According to EIA projections, renewable power generation other than hydropower will increase by 5.5% in 2015, while hydropower will decrease 2%, due to effects of the California drought.
EIA expects continued growth in utility-scale solar power generation, which is projected to average 86 gigawatt-hours per day in 2016.
EIA expects utility-scale solar capacity will increase by 90% between the end of 2014 and the end of 2016, with more than half of this new capacity being built in California. Other leading states include North Carolina, Nevada, Texas, and Utah, which, when combined with California, account for more than 90% of the projected utility-scale capacity additions for 2015 and 2016.

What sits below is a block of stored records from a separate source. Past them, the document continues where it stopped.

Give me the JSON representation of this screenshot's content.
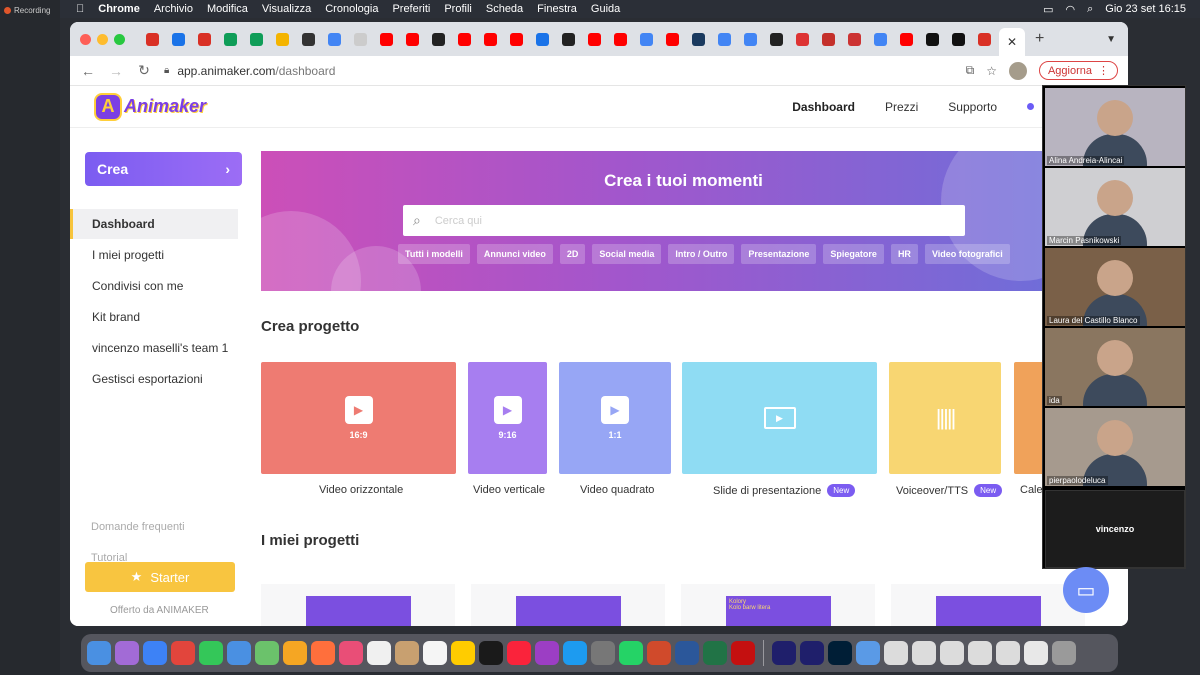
{
  "recording": {
    "label": "Recording"
  },
  "menubar": {
    "app": "Chrome",
    "items": [
      "Archivio",
      "Modifica",
      "Visualizza",
      "Cronologia",
      "Preferiti",
      "Profili",
      "Scheda",
      "Finestra",
      "Guida"
    ],
    "datetime": "Gio 23 set  16:15"
  },
  "browser": {
    "url_host": "app.animaker.com",
    "url_path": "/dashboard",
    "update_label": "Aggiorna",
    "active_tab_close": "✕",
    "new_tab": "+",
    "tab_favicon_colors": [
      "#d93025",
      "#1a73e8",
      "#d93025",
      "#0f9d58",
      "#0f9d58",
      "#f4b400",
      "#333333",
      "#4285f4",
      "#cccccc",
      "#ff0000",
      "#ff0000",
      "#222222",
      "#ff0000",
      "#ff0000",
      "#ff0000",
      "#1a73e8",
      "#222222",
      "#ff0000",
      "#ff0000",
      "#4285f4",
      "#ff0000",
      "#1a3a5f",
      "#4285f4",
      "#4285f4",
      "#222222",
      "#dd3333",
      "#c4302b",
      "#cc3333",
      "#4285f4",
      "#ff0000",
      "#111111",
      "#111111",
      "#d93025"
    ]
  },
  "app": {
    "logo_text": "Animaker",
    "nav": {
      "dashboard": "Dashboard",
      "pricing": "Prezzi",
      "support": "Supporto"
    },
    "sidebar": {
      "create": "Crea",
      "items": [
        "Dashboard",
        "I miei progetti",
        "Condivisi con me",
        "Kit brand",
        "vincenzo maselli's team 1",
        "Gestisci esportazioni"
      ],
      "faq": "Domande frequenti",
      "tutorial": "Tutorial",
      "starter": "Starter",
      "offered": "Offerto da ANIMAKER"
    },
    "hero": {
      "title": "Crea i tuoi momenti",
      "search_placeholder": "Cerca qui",
      "chips": [
        "Tutti i modelli",
        "Annunci video",
        "2D",
        "Social media",
        "Intro / Outro",
        "Presentazione",
        "Spiegatore",
        "HR",
        "Video fotografici"
      ]
    },
    "create_project": {
      "title": "Crea progetto",
      "cards": [
        {
          "label": "Video orizzontale",
          "ratio": "16:9",
          "color": "#ee7b72",
          "new": false
        },
        {
          "label": "Video verticale",
          "ratio": "9:16",
          "color": "#a77ef0",
          "new": false
        },
        {
          "label": "Video quadrato",
          "ratio": "1:1",
          "color": "#97a6f5",
          "new": false
        },
        {
          "label": "Slide di presentazione",
          "ratio": "",
          "color": "#8fdcf3",
          "new": true
        },
        {
          "label": "Voiceover/TTS",
          "ratio": "",
          "color": "#f8d672",
          "new": true
        },
        {
          "label": "Cale",
          "ratio": "",
          "color": "#f0a25a",
          "new": false
        }
      ],
      "new_badge": "New"
    },
    "my_projects": {
      "title": "I miei progetti",
      "thumb_text": "Kolory\nKolo barw litera"
    }
  },
  "zoom": {
    "participants": [
      "Alina Andreia-Alincai",
      "Marcin Pasnikowski",
      "Laura del Castillo Blanco",
      "ida",
      "pierpaolodeluca"
    ],
    "self": "vincenzo"
  },
  "dock": {
    "colors": [
      "#4a90e2",
      "#a26bd6",
      "#3d82f6",
      "#e2453c",
      "#34c759",
      "#4a90e2",
      "#6bc26b",
      "#f5a623",
      "#ff6f3c",
      "#e94e77",
      "#f0f0f0",
      "#c8a070",
      "#f5f5f5",
      "#ffcc00",
      "#1a1a1a",
      "#fa233b",
      "#9c3ec4",
      "#1d9bf0",
      "#777777",
      "#25d366",
      "#d04a2b",
      "#2b579a",
      "#217346",
      "#c41010",
      "#1f1f6b",
      "#1f1f6b",
      "#001e36"
    ]
  }
}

Wind capacity, which grew by 8.3% in 2014, is forecast by EIA to grow 12.8% in 2015 and by 13% in 2016. Because wind is starting from a much larger base than solar, the absolute increase in wind capacity is projected to be twice that of solar: 18 gigawatts (GW) of wind compared with 9 GW of utility-scale solar between 2014 and 2016.
IN THE NEWS
The Daily Sentinel, Aug. 3, 2015
One Source Lighting
One Source Lighting owner Matt Thesing: “The success of One Source Lighting in the LED world has become the employee commitment to education.”
Denver Business Journal
Aug. 10, 2015
Where Colorado ranks on wind power
Colorado ranks seventh among the states for wind-power generation capacity installed in 2014, and 10th for total wind power installed through last year, according to a pair of new reports from the U.S. Department of Energy.
Boulder Daily Camera, Aug. 25, 2015
Boulder County to offer discounted solar panels, electric cars
Boulder County is joining with Adams and Denver counties to offer residents the opportunity to purchase discounted home solar systems and electric vehicles.
The Solar Benefits Colorado program offers homeowners an estimated 15 percent discount on solar rooftop systems and roughly $8,300 off the cost of a Nissan Leaf, according to Brad Smith, a sustainability specialist for Boulder County.
Aspen Times, Aug. 31, 2015
Aspen is third U.S. city to reach
100% renewable energy
Aspen is one of three U.S. cities to run on 100 percent renewable energy. The shift to energy that is generated from natural resources — including wind power, solar power and geothermal heat — follows a “decade-plus” city goal, said Aspen Utilities and Environmental Initiatives director David Hornbacher.